Exercise directions – Apart from the pictures, write out the records that follow exactly.

++++ Supplied data ++++

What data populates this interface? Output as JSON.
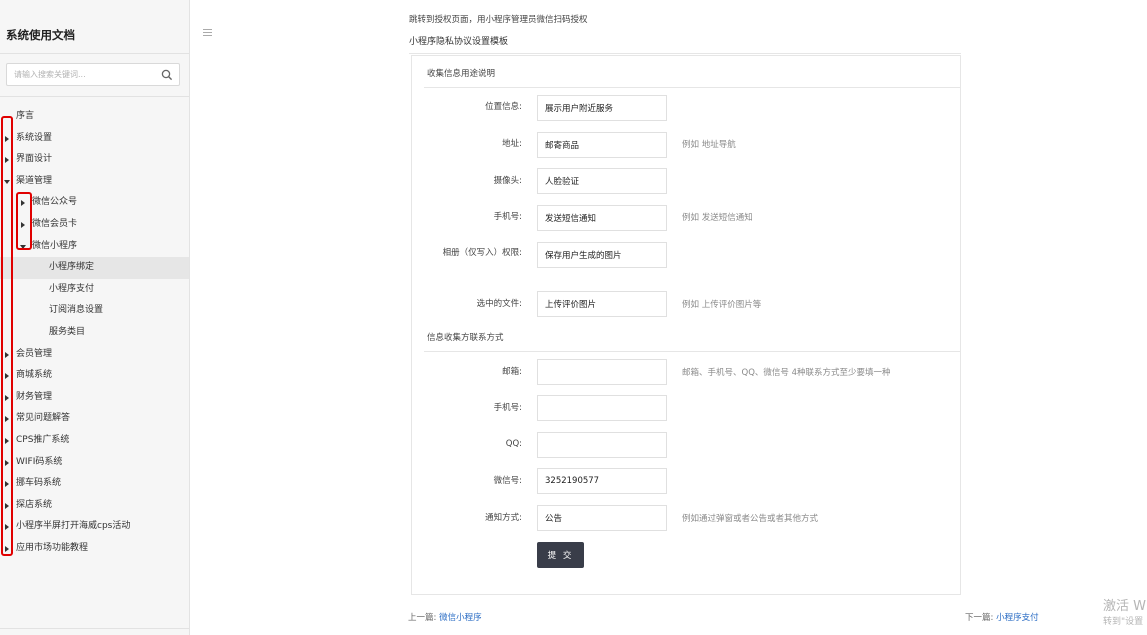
{
  "sidebar": {
    "title": "系统使用文档",
    "search_placeholder": "请输入搜索关键词...",
    "items": [
      {
        "label": "序言"
      },
      {
        "label": "系统设置"
      },
      {
        "label": "界面设计"
      },
      {
        "label": "渠道管理"
      },
      {
        "label": "微信公众号"
      },
      {
        "label": "微信会员卡"
      },
      {
        "label": "微信小程序"
      },
      {
        "label": "小程序绑定"
      },
      {
        "label": "小程序支付"
      },
      {
        "label": "订阅消息设置"
      },
      {
        "label": "服务类目"
      },
      {
        "label": "会员管理"
      },
      {
        "label": "商城系统"
      },
      {
        "label": "财务管理"
      },
      {
        "label": "常见问题解答"
      },
      {
        "label": "CPS推广系统"
      },
      {
        "label": "WIFI码系统"
      },
      {
        "label": "挪车码系统"
      },
      {
        "label": "探店系统"
      },
      {
        "label": "小程序半屏打开海威cps活动"
      },
      {
        "label": "应用市场功能教程"
      }
    ]
  },
  "main": {
    "top_text": "跳转到授权页面，用小程序管理员微信扫码授权",
    "section_title": "小程序隐私协议设置模板",
    "group1_title": "收集信息用途说明",
    "group2_title": "信息收集方联系方式",
    "fields": [
      {
        "label": "位置信息:",
        "value": "展示用户附近服务",
        "hint": ""
      },
      {
        "label": "地址:",
        "value": "邮寄商品",
        "hint": "例如 地址导航"
      },
      {
        "label": "摄像头:",
        "value": "人脸验证",
        "hint": ""
      },
      {
        "label": "手机号:",
        "value": "发送短信通知",
        "hint": "例如 发送短信通知"
      },
      {
        "label": "相册（仅写入）权限:",
        "value": "保存用户生成的图片",
        "hint": ""
      },
      {
        "label": "选中的文件:",
        "value": "上传评价图片",
        "hint": "例如 上传评价图片等"
      }
    ],
    "contacts": [
      {
        "label": "邮箱:",
        "value": "",
        "hint": "邮箱、手机号、QQ、微信号 4种联系方式至少要填一种"
      },
      {
        "label": "手机号:",
        "value": "",
        "hint": ""
      },
      {
        "label": "QQ:",
        "value": "",
        "hint": ""
      },
      {
        "label": "微信号:",
        "value": "3252190577",
        "hint": ""
      },
      {
        "label": "通知方式:",
        "value": "公告",
        "hint": "例如通过弹窗或者公告或者其他方式"
      }
    ],
    "submit_label": "提 交",
    "prev_label": "上一篇:",
    "prev_link": "微信小程序",
    "next_label": "下一篇:",
    "next_link": "小程序支付"
  },
  "watermark": {
    "line1": "激活 W",
    "line2": "转到\"设置"
  },
  "colors": {
    "accent_link": "#2a6cc4",
    "button_bg": "#393d49",
    "annotation_red": "#e00000"
  }
}
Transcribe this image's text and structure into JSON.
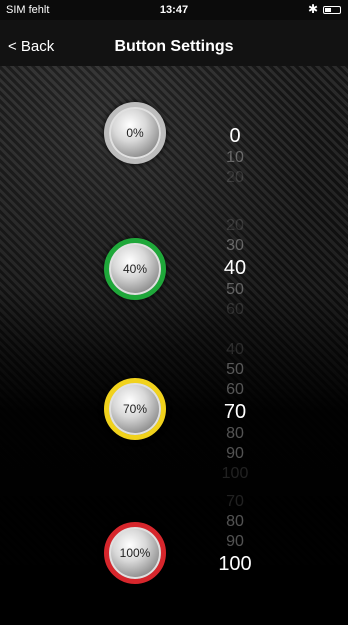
{
  "status_bar": {
    "carrier": "SIM fehlt",
    "time": "13:47",
    "bluetooth_icon": "bluetooth-icon",
    "battery_icon": "battery-icon"
  },
  "nav": {
    "back_label": "< Back",
    "title": "Button Settings"
  },
  "buttons": [
    {
      "label": "0%",
      "ring_color": "#bdbdbd",
      "selected_value": "0",
      "picker": [
        "0",
        "10",
        "20"
      ]
    },
    {
      "label": "40%",
      "ring_color": "#1fa83a",
      "selected_value": "40",
      "picker": [
        "20",
        "30",
        "40",
        "50",
        "60"
      ]
    },
    {
      "label": "70%",
      "ring_color": "#f1d21c",
      "selected_value": "70",
      "picker": [
        "40",
        "50",
        "60",
        "70",
        "80",
        "90",
        "100"
      ]
    },
    {
      "label": "100%",
      "ring_color": "#d7262c",
      "selected_value": "100",
      "picker": [
        "70",
        "80",
        "90",
        "100"
      ]
    }
  ]
}
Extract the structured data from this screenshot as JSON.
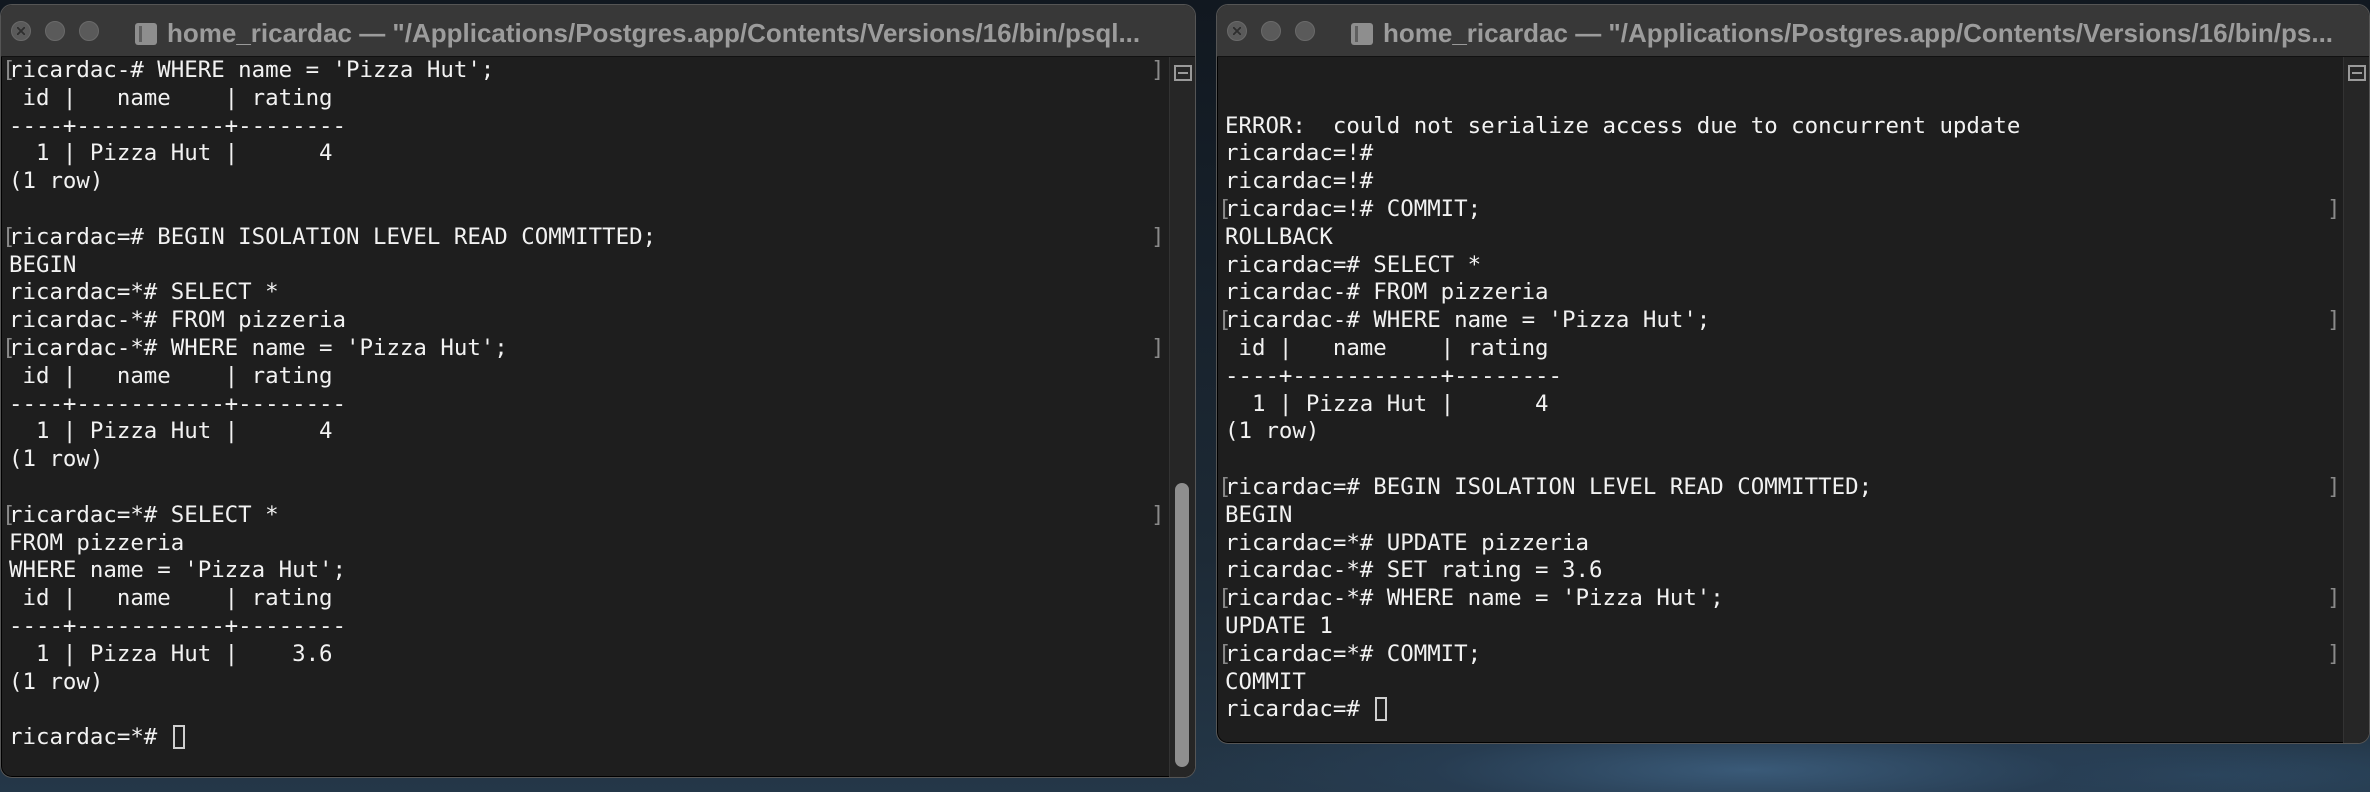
{
  "left_window": {
    "title": "home_ricardac — \"/Applications/Postgres.app/Contents/Versions/16/bin/psql...",
    "lines": [
      {
        "text": "ricardac-# WHERE name = 'Pizza Hut';",
        "bracketed": true
      },
      {
        "text": " id |   name    | rating"
      },
      {
        "text": "----+-----------+--------"
      },
      {
        "text": "  1 | Pizza Hut |      4"
      },
      {
        "text": "(1 row)"
      },
      {
        "text": ""
      },
      {
        "text": "ricardac=# BEGIN ISOLATION LEVEL READ COMMITTED;",
        "bracketed": true
      },
      {
        "text": "BEGIN"
      },
      {
        "text": "ricardac=*# SELECT *"
      },
      {
        "text": "ricardac-*# FROM pizzeria"
      },
      {
        "text": "ricardac-*# WHERE name = 'Pizza Hut';",
        "bracketed": true
      },
      {
        "text": " id |   name    | rating"
      },
      {
        "text": "----+-----------+--------"
      },
      {
        "text": "  1 | Pizza Hut |      4"
      },
      {
        "text": "(1 row)"
      },
      {
        "text": ""
      },
      {
        "text": "ricardac=*# SELECT *",
        "bracketed": true
      },
      {
        "text": "FROM pizzeria"
      },
      {
        "text": "WHERE name = 'Pizza Hut';"
      },
      {
        "text": " id |   name    | rating"
      },
      {
        "text": "----+-----------+--------"
      },
      {
        "text": "  1 | Pizza Hut |    3.6"
      },
      {
        "text": "(1 row)"
      },
      {
        "text": ""
      },
      {
        "text": "ricardac=*# ",
        "cursor": true
      }
    ]
  },
  "right_window": {
    "title": "home_ricardac — \"/Applications/Postgres.app/Contents/Versions/16/bin/ps...",
    "lines": [
      {
        "text": ""
      },
      {
        "text": ""
      },
      {
        "text": "ERROR:  could not serialize access due to concurrent update"
      },
      {
        "text": "ricardac=!#"
      },
      {
        "text": "ricardac=!#"
      },
      {
        "text": "ricardac=!# COMMIT;",
        "bracketed": true
      },
      {
        "text": "ROLLBACK"
      },
      {
        "text": "ricardac=# SELECT *"
      },
      {
        "text": "ricardac-# FROM pizzeria"
      },
      {
        "text": "ricardac-# WHERE name = 'Pizza Hut';",
        "bracketed": true
      },
      {
        "text": " id |   name    | rating"
      },
      {
        "text": "----+-----------+--------"
      },
      {
        "text": "  1 | Pizza Hut |      4"
      },
      {
        "text": "(1 row)"
      },
      {
        "text": ""
      },
      {
        "text": "ricardac=# BEGIN ISOLATION LEVEL READ COMMITTED;",
        "bracketed": true
      },
      {
        "text": "BEGIN"
      },
      {
        "text": "ricardac=*# UPDATE pizzeria"
      },
      {
        "text": "ricardac-*# SET rating = 3.6"
      },
      {
        "text": "ricardac-*# WHERE name = 'Pizza Hut';",
        "bracketed": true
      },
      {
        "text": "UPDATE 1"
      },
      {
        "text": "ricardac=*# COMMIT;",
        "bracketed": true
      },
      {
        "text": "COMMIT"
      },
      {
        "text": "ricardac=# ",
        "cursor": true
      }
    ]
  }
}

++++

Exercise answer –
What data populates this interface? Output as JSON.
{
  "sidebar": {
    "title": "系统使用文档",
    "search_placeholder": "请输入搜索关键词...",
    "items": [
      {
        "label": "序言"
      },
      {
        "label": "系统设置"
      },
      {
        "label": "界面设计"
      },
      {
        "label": "渠道管理"
      },
      {
        "label": "微信公众号"
      },
      {
        "label": "微信会员卡"
      },
      {
        "label": "微信小程序"
      },
      {
        "label": "小程序绑定"
      },
      {
        "label": "小程序支付"
      },
      {
        "label": "订阅消息设置"
      },
      {
        "label": "服务类目"
      },
      {
        "label": "会员管理"
      },
      {
        "label": "商城系统"
      },
      {
        "label": "财务管理"
      },
      {
        "label": "常见问题解答"
      },
      {
        "label": "CPS推广系统"
      },
      {
        "label": "WIFI码系统"
      },
      {
        "label": "挪车码系统"
      },
      {
        "label": "探店系统"
      },
      {
        "label": "小程序半屏打开海威cps活动"
      },
      {
        "label": "应用市场功能教程"
      }
    ]
  },
  "main": {
    "top_text": "跳转到授权页面，用小程序管理员微信扫码授权",
    "section_title": "小程序隐私协议设置模板",
    "group1_title": "收集信息用途说明",
    "group2_title": "信息收集方联系方式",
    "fields": [
      {
        "label": "位置信息:",
        "value": "展示用户附近服务",
        "hint": ""
      },
      {
        "label": "地址:",
        "value": "邮寄商品",
        "hint": "例如 地址导航"
      },
      {
        "label": "摄像头:",
        "value": "人脸验证",
        "hint": ""
      },
      {
        "label": "手机号:",
        "value": "发送短信通知",
        "hint": "例如 发送短信通知"
      },
      {
        "label": "相册（仅写入）权限:",
        "value": "保存用户生成的图片",
        "hint": ""
      },
      {
        "label": "选中的文件:",
        "value": "上传评价图片",
        "hint": "例如 上传评价图片等"
      }
    ],
    "contacts": [
      {
        "label": "邮箱:",
        "value": "",
        "hint": "邮箱、手机号、QQ、微信号 4种联系方式至少要填一种"
      },
      {
        "label": "手机号:",
        "value": "",
        "hint": ""
      },
      {
        "label": "QQ:",
        "value": "",
        "hint": ""
      },
      {
        "label": "微信号:",
        "value": "3252190577",
        "hint": ""
      },
      {
        "label": "通知方式:",
        "value": "公告",
        "hint": "例如通过弹窗或者公告或者其他方式"
      }
    ],
    "submit_label": "提 交",
    "prev_label": "上一篇:",
    "prev_link": "微信小程序",
    "next_label": "下一篇:",
    "next_link": "小程序支付"
  },
  "watermark": {
    "line1": "激活 W",
    "line2": "转到\"设置"
  },
  "colors": {
    "accent_link": "#2a6cc4",
    "button_bg": "#393d49",
    "annotation_red": "#e00000"
  }
}
Transcribe this image's text and structure into JSON.
{
  "status_bar": {
    "carrier": "SIM fehlt",
    "time": "13:47",
    "bluetooth_icon": "bluetooth-icon",
    "battery_icon": "battery-icon"
  },
  "nav": {
    "back_label": "< Back",
    "title": "Button Settings"
  },
  "buttons": [
    {
      "label": "0%",
      "ring_color": "#bdbdbd",
      "selected_value": "0",
      "picker": [
        "0",
        "10",
        "20"
      ]
    },
    {
      "label": "40%",
      "ring_color": "#1fa83a",
      "selected_value": "40",
      "picker": [
        "20",
        "30",
        "40",
        "50",
        "60"
      ]
    },
    {
      "label": "70%",
      "ring_color": "#f1d21c",
      "selected_value": "70",
      "picker": [
        "40",
        "50",
        "60",
        "70",
        "80",
        "90",
        "100"
      ]
    },
    {
      "label": "100%",
      "ring_color": "#d7262c",
      "selected_value": "100",
      "picker": [
        "70",
        "80",
        "90",
        "100"
      ]
    }
  ]
}
Extract the structured data from this screenshot as JSON.
{
  "left_window": {
    "title": "home_ricardac — \"/Applications/Postgres.app/Contents/Versions/16/bin/psql...",
    "lines": [
      {
        "text": "ricardac-# WHERE name = 'Pizza Hut';",
        "bracketed": true
      },
      {
        "text": " id |   name    | rating"
      },
      {
        "text": "----+-----------+--------"
      },
      {
        "text": "  1 | Pizza Hut |      4"
      },
      {
        "text": "(1 row)"
      },
      {
        "text": ""
      },
      {
        "text": "ricardac=# BEGIN ISOLATION LEVEL READ COMMITTED;",
        "bracketed": true
      },
      {
        "text": "BEGIN"
      },
      {
        "text": "ricardac=*# SELECT *"
      },
      {
        "text": "ricardac-*# FROM pizzeria"
      },
      {
        "text": "ricardac-*# WHERE name = 'Pizza Hut';",
        "bracketed": true
      },
      {
        "text": " id |   name    | rating"
      },
      {
        "text": "----+-----------+--------"
      },
      {
        "text": "  1 | Pizza Hut |      4"
      },
      {
        "text": "(1 row)"
      },
      {
        "text": ""
      },
      {
        "text": "ricardac=*# SELECT *",
        "bracketed": true
      },
      {
        "text": "FROM pizzeria"
      },
      {
        "text": "WHERE name = 'Pizza Hut';"
      },
      {
        "text": " id |   name    | rating"
      },
      {
        "text": "----+-----------+--------"
      },
      {
        "text": "  1 | Pizza Hut |    3.6"
      },
      {
        "text": "(1 row)"
      },
      {
        "text": ""
      },
      {
        "text": "ricardac=*# ",
        "cursor": true
      }
    ]
  },
  "right_window": {
    "title": "home_ricardac — \"/Applications/Postgres.app/Contents/Versions/16/bin/ps...",
    "lines": [
      {
        "text": ""
      },
      {
        "text": ""
      },
      {
        "text": "ERROR:  could not serialize access due to concurrent update"
      },
      {
        "text": "ricardac=!#"
      },
      {
        "text": "ricardac=!#"
      },
      {
        "text": "ricardac=!# COMMIT;",
        "bracketed": true
      },
      {
        "text": "ROLLBACK"
      },
      {
        "text": "ricardac=# SELECT *"
      },
      {
        "text": "ricardac-# FROM pizzeria"
      },
      {
        "text": "ricardac-# WHERE name = 'Pizza Hut';",
        "bracketed": true
      },
      {
        "text": " id |   name    | rating"
      },
      {
        "text": "----+-----------+--------"
      },
      {
        "text": "  1 | Pizza Hut |      4"
      },
      {
        "text": "(1 row)"
      },
      {
        "text": ""
      },
      {
        "text": "ricardac=# BEGIN ISOLATION LEVEL READ COMMITTED;",
        "bracketed": true
      },
      {
        "text": "BEGIN"
      },
      {
        "text": "ricardac=*# UPDATE pizzeria"
      },
      {
        "text": "ricardac-*# SET rating = 3.6"
      },
      {
        "text": "ricardac-*# WHERE name = 'Pizza Hut';",
        "bracketed": true
      },
      {
        "text": "UPDATE 1"
      },
      {
        "text": "ricardac=*# COMMIT;",
        "bracketed": true
      },
      {
        "text": "COMMIT"
      },
      {
        "text": "ricardac=# ",
        "cursor": true
      }
    ]
  }
}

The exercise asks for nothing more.